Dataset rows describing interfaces
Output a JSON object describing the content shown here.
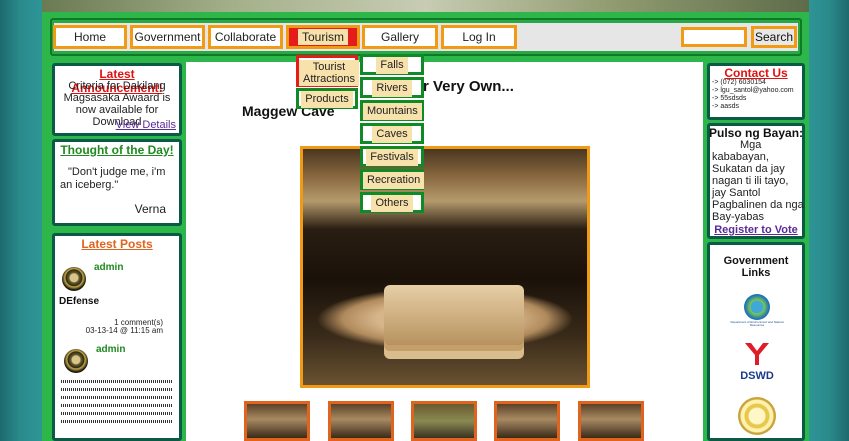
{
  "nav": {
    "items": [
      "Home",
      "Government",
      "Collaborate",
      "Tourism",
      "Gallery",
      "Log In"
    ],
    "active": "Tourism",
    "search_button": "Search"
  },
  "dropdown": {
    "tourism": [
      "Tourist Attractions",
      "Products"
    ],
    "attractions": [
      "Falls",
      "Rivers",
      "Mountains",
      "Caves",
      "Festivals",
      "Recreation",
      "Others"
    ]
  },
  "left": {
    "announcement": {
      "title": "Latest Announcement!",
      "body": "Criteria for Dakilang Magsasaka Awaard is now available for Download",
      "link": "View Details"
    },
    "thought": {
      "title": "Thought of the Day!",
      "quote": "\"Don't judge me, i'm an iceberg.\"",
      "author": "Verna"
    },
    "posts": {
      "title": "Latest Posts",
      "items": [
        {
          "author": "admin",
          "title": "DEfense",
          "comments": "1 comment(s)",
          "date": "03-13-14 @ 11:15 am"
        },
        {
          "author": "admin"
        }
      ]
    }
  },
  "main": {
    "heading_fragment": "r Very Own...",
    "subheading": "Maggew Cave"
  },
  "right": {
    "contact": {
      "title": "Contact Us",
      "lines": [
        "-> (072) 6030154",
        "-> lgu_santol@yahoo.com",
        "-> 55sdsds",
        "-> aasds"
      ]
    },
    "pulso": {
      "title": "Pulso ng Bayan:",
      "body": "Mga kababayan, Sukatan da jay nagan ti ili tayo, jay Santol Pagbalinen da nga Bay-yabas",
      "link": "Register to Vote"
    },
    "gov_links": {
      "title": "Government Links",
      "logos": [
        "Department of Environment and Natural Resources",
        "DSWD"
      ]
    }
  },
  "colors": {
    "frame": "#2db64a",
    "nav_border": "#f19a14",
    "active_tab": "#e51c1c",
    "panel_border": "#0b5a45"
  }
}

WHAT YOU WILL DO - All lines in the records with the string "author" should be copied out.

EXERCISE SOLUTION -
      "author": "Verna"
          "author": "admin",
          "author": "admin"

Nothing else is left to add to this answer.